- _PROBLEM DESCRIPTION_
In the material below, identify each line bearing the word "heading". Reproduce those lines.

- _RAW DATA_
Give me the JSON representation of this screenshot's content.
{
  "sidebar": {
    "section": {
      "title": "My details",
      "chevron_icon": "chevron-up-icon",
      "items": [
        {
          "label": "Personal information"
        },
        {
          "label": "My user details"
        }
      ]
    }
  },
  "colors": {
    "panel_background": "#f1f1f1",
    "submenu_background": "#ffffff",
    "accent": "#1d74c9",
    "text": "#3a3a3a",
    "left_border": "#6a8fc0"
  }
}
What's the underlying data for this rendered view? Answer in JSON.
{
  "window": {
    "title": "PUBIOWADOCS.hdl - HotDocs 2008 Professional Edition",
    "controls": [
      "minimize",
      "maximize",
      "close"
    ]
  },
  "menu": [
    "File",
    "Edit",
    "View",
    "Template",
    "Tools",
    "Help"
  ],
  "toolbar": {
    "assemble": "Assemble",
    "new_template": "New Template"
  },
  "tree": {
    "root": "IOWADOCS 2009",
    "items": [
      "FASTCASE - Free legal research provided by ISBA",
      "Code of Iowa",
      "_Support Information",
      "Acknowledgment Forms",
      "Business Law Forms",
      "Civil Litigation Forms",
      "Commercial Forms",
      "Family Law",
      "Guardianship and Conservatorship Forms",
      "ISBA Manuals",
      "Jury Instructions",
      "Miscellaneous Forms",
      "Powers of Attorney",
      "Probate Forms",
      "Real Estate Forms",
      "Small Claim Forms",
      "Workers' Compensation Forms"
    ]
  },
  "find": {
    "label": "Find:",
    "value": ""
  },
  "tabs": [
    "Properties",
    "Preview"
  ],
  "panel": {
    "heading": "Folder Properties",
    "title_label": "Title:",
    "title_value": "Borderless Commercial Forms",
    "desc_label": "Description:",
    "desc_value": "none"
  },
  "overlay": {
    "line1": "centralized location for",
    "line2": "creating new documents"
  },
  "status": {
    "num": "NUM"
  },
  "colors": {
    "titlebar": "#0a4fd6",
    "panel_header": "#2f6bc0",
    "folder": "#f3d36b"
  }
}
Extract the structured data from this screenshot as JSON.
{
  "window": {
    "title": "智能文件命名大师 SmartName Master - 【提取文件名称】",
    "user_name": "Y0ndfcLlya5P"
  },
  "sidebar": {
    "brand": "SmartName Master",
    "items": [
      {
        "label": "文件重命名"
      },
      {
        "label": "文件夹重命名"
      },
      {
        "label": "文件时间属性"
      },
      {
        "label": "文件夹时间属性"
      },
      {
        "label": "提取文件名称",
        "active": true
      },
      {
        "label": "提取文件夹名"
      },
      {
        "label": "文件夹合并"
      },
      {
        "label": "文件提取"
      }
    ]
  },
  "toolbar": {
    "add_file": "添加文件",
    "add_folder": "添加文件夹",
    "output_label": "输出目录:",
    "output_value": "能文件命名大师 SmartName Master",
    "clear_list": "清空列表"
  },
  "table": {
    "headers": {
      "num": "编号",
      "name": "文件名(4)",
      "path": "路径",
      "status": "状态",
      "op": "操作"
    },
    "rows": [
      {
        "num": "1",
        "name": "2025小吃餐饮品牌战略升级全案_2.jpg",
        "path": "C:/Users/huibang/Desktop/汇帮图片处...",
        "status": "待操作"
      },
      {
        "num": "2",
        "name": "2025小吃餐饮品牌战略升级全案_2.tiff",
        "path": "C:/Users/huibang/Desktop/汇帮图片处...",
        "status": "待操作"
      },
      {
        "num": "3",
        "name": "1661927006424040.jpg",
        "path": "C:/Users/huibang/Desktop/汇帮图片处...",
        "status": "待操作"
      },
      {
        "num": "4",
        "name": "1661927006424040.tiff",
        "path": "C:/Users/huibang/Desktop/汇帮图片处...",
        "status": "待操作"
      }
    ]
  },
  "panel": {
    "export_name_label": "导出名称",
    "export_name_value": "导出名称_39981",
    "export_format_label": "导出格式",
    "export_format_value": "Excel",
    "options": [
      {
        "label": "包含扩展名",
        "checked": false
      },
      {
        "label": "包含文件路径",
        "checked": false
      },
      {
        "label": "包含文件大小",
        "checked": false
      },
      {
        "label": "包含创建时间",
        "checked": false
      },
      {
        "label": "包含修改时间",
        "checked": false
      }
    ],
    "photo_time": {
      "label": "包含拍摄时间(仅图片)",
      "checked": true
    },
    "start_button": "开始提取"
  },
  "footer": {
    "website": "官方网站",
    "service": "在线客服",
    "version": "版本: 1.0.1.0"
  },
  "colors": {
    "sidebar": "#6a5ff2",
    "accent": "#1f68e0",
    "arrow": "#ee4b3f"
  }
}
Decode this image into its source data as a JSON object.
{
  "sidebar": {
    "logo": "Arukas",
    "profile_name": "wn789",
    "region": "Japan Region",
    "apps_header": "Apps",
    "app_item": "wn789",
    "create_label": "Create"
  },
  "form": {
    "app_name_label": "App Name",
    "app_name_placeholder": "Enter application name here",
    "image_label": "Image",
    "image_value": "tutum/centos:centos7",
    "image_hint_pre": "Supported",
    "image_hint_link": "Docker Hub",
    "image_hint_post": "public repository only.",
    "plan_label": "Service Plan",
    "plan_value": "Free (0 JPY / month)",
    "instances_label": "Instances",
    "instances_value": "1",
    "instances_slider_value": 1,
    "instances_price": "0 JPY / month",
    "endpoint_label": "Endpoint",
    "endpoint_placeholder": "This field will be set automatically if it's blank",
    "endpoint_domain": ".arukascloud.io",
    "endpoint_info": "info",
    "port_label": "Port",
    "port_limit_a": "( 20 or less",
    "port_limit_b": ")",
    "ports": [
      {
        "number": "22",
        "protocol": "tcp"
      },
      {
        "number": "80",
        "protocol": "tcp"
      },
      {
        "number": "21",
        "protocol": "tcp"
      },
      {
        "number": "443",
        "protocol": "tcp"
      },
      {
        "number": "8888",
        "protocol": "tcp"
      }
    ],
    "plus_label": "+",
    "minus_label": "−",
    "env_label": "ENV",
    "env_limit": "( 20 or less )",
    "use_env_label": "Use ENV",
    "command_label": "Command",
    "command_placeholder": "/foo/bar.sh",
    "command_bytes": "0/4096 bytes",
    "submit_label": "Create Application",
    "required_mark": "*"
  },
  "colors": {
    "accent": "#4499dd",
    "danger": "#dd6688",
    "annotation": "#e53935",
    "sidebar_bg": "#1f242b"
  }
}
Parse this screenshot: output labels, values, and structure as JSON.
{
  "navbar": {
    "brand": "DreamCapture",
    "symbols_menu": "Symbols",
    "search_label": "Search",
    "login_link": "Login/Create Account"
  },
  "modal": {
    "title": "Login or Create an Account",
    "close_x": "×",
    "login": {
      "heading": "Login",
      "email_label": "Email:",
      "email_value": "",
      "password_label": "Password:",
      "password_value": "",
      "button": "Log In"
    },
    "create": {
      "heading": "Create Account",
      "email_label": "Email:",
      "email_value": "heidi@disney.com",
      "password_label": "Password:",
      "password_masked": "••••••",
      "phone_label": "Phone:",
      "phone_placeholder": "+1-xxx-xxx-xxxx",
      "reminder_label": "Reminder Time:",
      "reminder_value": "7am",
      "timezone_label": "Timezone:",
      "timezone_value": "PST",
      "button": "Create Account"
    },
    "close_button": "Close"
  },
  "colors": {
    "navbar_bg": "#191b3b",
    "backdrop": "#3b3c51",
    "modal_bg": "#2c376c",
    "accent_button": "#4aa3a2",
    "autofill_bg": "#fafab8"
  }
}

- _ANSWER SPACE_
    "heading": "Folder Properties",
      "heading": "Login",
      "heading": "Create Account",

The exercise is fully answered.